Apple's advertising claimed that iPhones are water-resistant at a depth of up to 13 feet (4m) for 30 minutes.
The national competition authority, AGCM, found that Apple's claims of water-resistance were only valid with pure water in laboratory conditions.
AGCM also described the fact that Apple does not cover water damage under warranty, despite claims of water resistance, as an "aggressive" practice.
The authority ruled that the advertising, which showed iPhones coming into contact with water, was misleading.
As the BBC points out, Apple has always advised against fully submerging the iPhone underwater in its small print.
'Aggressive commercial practices'
As Apple's small print also says that the iPhone is not covered under warranty for liquid damage, the Italian authority rules that this broke articles 24 and 25 of the consumer code — covering "aggressive commercial practices" and "coercion or undue influence" respectively.
Specifically, AGCM objected to the fact that the guarantee didn't apply to something that had been marketed as a key feature of the phone.
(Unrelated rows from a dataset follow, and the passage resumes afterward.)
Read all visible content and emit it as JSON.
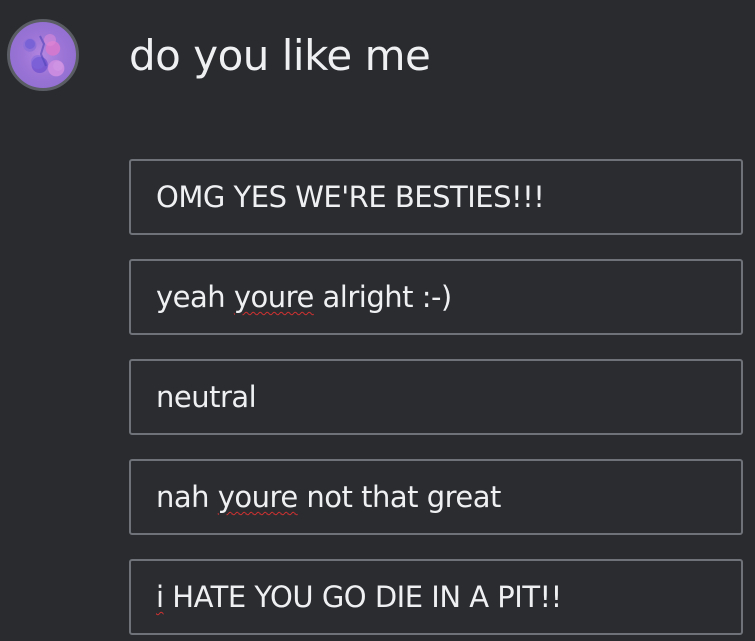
{
  "poll": {
    "question": "do you like me",
    "avatar_icon": "user-avatar",
    "options": [
      {
        "label": "OMG YES WE'RE BESTIES!!!"
      },
      {
        "label_before": "yeah ",
        "label_misspelled": "youre",
        "label_after": " alright :-)"
      },
      {
        "label": "neutral"
      },
      {
        "label_before": "nah ",
        "label_misspelled": "youre",
        "label_after": " not that great"
      },
      {
        "label_before": "",
        "label_misspelled": "i",
        "label_after": " HATE YOU GO DIE IN A PIT!!"
      }
    ]
  },
  "colors": {
    "background": "#292b2f",
    "text": "#eef0f2",
    "option_border": "#6f7379",
    "spellcheck": "#d13131"
  }
}
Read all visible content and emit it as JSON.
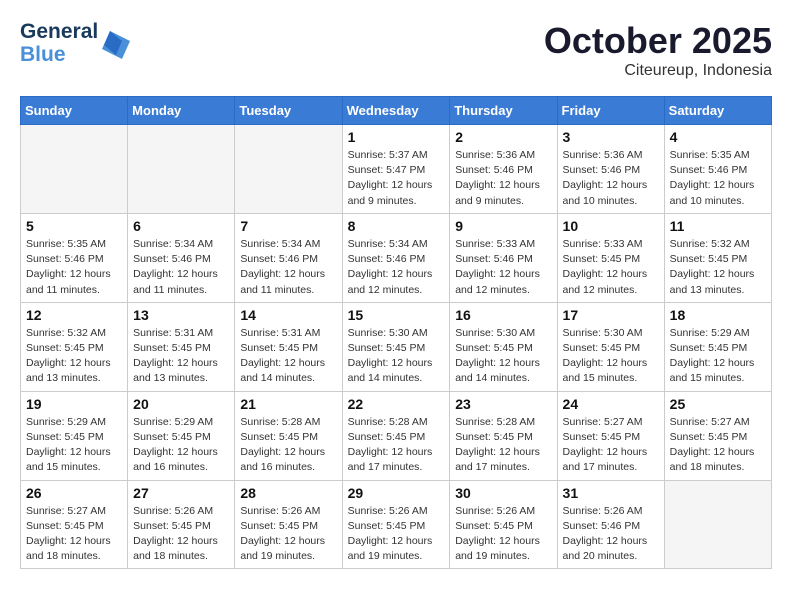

It said that fine print could not be used by Apple to circumvent obligations when a product did not perform as advertised.
Apple was fined €5 million ($6 million) for each of the two infractions. For a company that reported a net income of €274 billion in the fiscal year of 2020, that is a tiny dent in its annual earnings.
This isn't the first — and likely won't be the last — time that Apple has been fined for its practices. Just this year, France slapped Apple with a €27 million (about $32 million) fine for the so-called planned obsolescence of its smartphones.
An eco-friendly and cost-effective novel membrane has been designed that could harness immense water found in seas for human use.